* _TASK STATEMENT_: Make a verbatim copy of the entries below; pictures stay out.
===
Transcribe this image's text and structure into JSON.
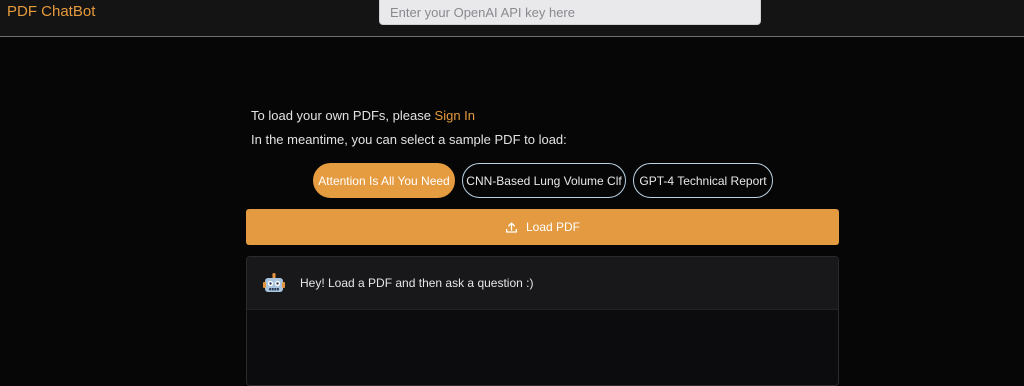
{
  "header": {
    "brand": "PDF ChatBot",
    "api_key_placeholder": "Enter your OpenAI API key here",
    "api_key_value": ""
  },
  "intro": {
    "line1_prefix": "To load your own PDFs, please ",
    "sign_in_link": "Sign In",
    "line2": "In the meantime, you can select a sample PDF to load:"
  },
  "sample_pdfs": [
    {
      "label": "Attention Is All You Need",
      "selected": true
    },
    {
      "label": "CNN-Based Lung Volume Clf",
      "selected": false
    },
    {
      "label": "GPT-4 Technical Report",
      "selected": false
    }
  ],
  "load_button": {
    "label": "Load PDF",
    "icon": "upload-icon"
  },
  "chat": {
    "messages": [
      {
        "sender": "bot",
        "avatar": "robot-icon",
        "text": "Hey! Load a PDF and then ask a question :)"
      }
    ]
  },
  "colors": {
    "accent": "#e59b40",
    "background": "#060606",
    "outline": "#b9d3e4"
  }
}
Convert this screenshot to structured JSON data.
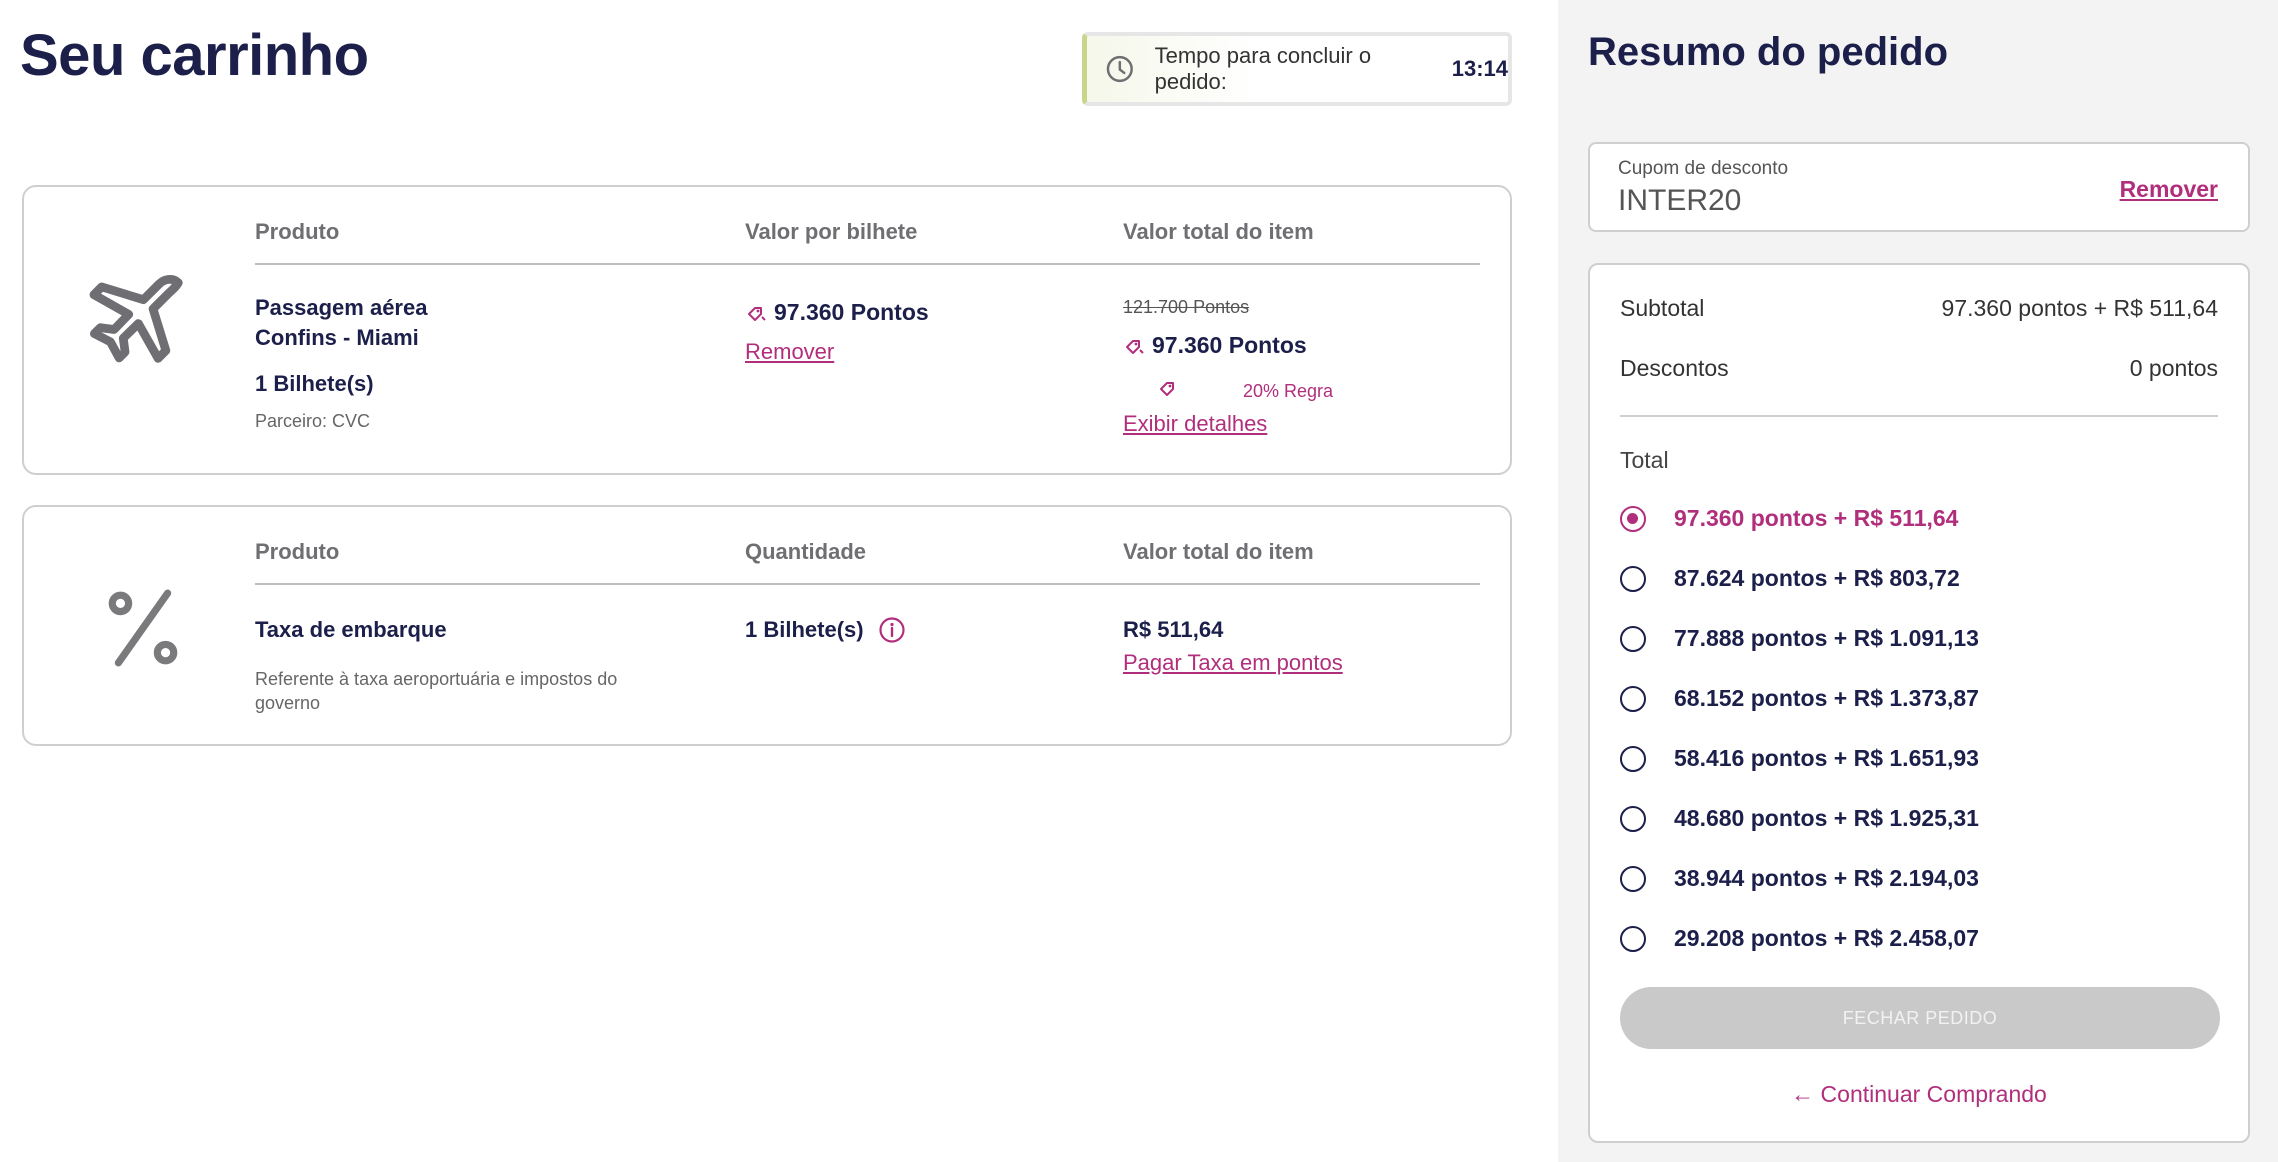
{
  "cart": {
    "title": "Seu carrinho",
    "timer": {
      "label": "Tempo para concluir o pedido:",
      "value": "13:14"
    },
    "items": [
      {
        "headers": [
          "Produto",
          "Valor por bilhete",
          "Valor total do item"
        ],
        "icon": "airplane-icon",
        "name_line1": "Passagem aérea",
        "name_line2": "Confins - Miami",
        "tickets": "1 Bilhete(s)",
        "partner": "Parceiro: CVC",
        "price_per_ticket": "97.360 Pontos",
        "remove_label": "Remover",
        "old_total": "121.700 Pontos",
        "total": "97.360 Pontos",
        "rule": "20% Regra",
        "details_label": "Exibir detalhes"
      },
      {
        "headers": [
          "Produto",
          "Quantidade",
          "Valor total do item"
        ],
        "icon": "percent-icon",
        "name": "Taxa de embarque",
        "description": "Referente à taxa aeroportuária e impostos do governo",
        "quantity": "1 Bilhete(s)",
        "total": "R$ 511,64",
        "pay_points_label": "Pagar Taxa em pontos"
      }
    ]
  },
  "summary": {
    "title": "Resumo do pedido",
    "coupon": {
      "label": "Cupom de desconto",
      "value": "INTER20",
      "remove_label": "Remover"
    },
    "subtotal_label": "Subtotal",
    "subtotal_value": "97.360 pontos + R$ 511,64",
    "discounts_label": "Descontos",
    "discounts_value": "0 pontos",
    "total_label": "Total",
    "options": [
      {
        "label": "97.360 pontos + R$ 511,64",
        "selected": true
      },
      {
        "label": "87.624 pontos + R$ 803,72",
        "selected": false
      },
      {
        "label": "77.888 pontos + R$ 1.091,13",
        "selected": false
      },
      {
        "label": "68.152 pontos + R$ 1.373,87",
        "selected": false
      },
      {
        "label": "58.416 pontos + R$ 1.651,93",
        "selected": false
      },
      {
        "label": "48.680 pontos + R$ 1.925,31",
        "selected": false
      },
      {
        "label": "38.944 pontos + R$ 2.194,03",
        "selected": false
      },
      {
        "label": "29.208 pontos + R$ 2.458,07",
        "selected": false
      }
    ],
    "close_button": "FECHAR PEDIDO",
    "continue_label": "Continuar Comprando"
  },
  "colors": {
    "brand_navy": "#1b1f4a",
    "accent_pink": "#b12e7c",
    "timer_accent": "#c8d58a"
  }
}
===
* _ANSWER_:
Transcribe this image's text and structure into JSON.
{
  "header": {
    "brand": "PDF ChatBot",
    "api_key_placeholder": "Enter your OpenAI API key here",
    "api_key_value": ""
  },
  "intro": {
    "line1_prefix": "To load your own PDFs, please ",
    "sign_in_link": "Sign In",
    "line2": "In the meantime, you can select a sample PDF to load:"
  },
  "sample_pdfs": [
    {
      "label": "Attention Is All You Need",
      "selected": true
    },
    {
      "label": "CNN-Based Lung Volume Clf",
      "selected": false
    },
    {
      "label": "GPT-4 Technical Report",
      "selected": false
    }
  ],
  "load_button": {
    "label": "Load PDF",
    "icon": "upload-icon"
  },
  "chat": {
    "messages": [
      {
        "sender": "bot",
        "avatar": "robot-icon",
        "text": "Hey! Load a PDF and then ask a question :)"
      }
    ]
  },
  "colors": {
    "accent": "#e59b40",
    "background": "#060606",
    "outline": "#b9d3e4"
  }
}
Convert this screenshot to structured JSON data.
{
  "cart": {
    "title": "Seu carrinho",
    "timer": {
      "label": "Tempo para concluir o pedido:",
      "value": "13:14"
    },
    "items": [
      {
        "headers": [
          "Produto",
          "Valor por bilhete",
          "Valor total do item"
        ],
        "icon": "airplane-icon",
        "name_line1": "Passagem aérea",
        "name_line2": "Confins - Miami",
        "tickets": "1 Bilhete(s)",
        "partner": "Parceiro: CVC",
        "price_per_ticket": "97.360 Pontos",
        "remove_label": "Remover",
        "old_total": "121.700 Pontos",
        "total": "97.360 Pontos",
        "rule": "20% Regra",
        "details_label": "Exibir detalhes"
      },
      {
        "headers": [
          "Produto",
          "Quantidade",
          "Valor total do item"
        ],
        "icon": "percent-icon",
        "name": "Taxa de embarque",
        "description": "Referente à taxa aeroportuária e impostos do governo",
        "quantity": "1 Bilhete(s)",
        "total": "R$ 511,64",
        "pay_points_label": "Pagar Taxa em pontos"
      }
    ]
  },
  "summary": {
    "title": "Resumo do pedido",
    "coupon": {
      "label": "Cupom de desconto",
      "value": "INTER20",
      "remove_label": "Remover"
    },
    "subtotal_label": "Subtotal",
    "subtotal_value": "97.360 pontos + R$ 511,64",
    "discounts_label": "Descontos",
    "discounts_value": "0 pontos",
    "total_label": "Total",
    "options": [
      {
        "label": "97.360 pontos + R$ 511,64",
        "selected": true
      },
      {
        "label": "87.624 pontos + R$ 803,72",
        "selected": false
      },
      {
        "label": "77.888 pontos + R$ 1.091,13",
        "selected": false
      },
      {
        "label": "68.152 pontos + R$ 1.373,87",
        "selected": false
      },
      {
        "label": "58.416 pontos + R$ 1.651,93",
        "selected": false
      },
      {
        "label": "48.680 pontos + R$ 1.925,31",
        "selected": false
      },
      {
        "label": "38.944 pontos + R$ 2.194,03",
        "selected": false
      },
      {
        "label": "29.208 pontos + R$ 2.458,07",
        "selected": false
      }
    ],
    "close_button": "FECHAR PEDIDO",
    "continue_label": "Continuar Comprando"
  },
  "colors": {
    "brand_navy": "#1b1f4a",
    "accent_pink": "#b12e7c",
    "timer_accent": "#c8d58a"
  }
}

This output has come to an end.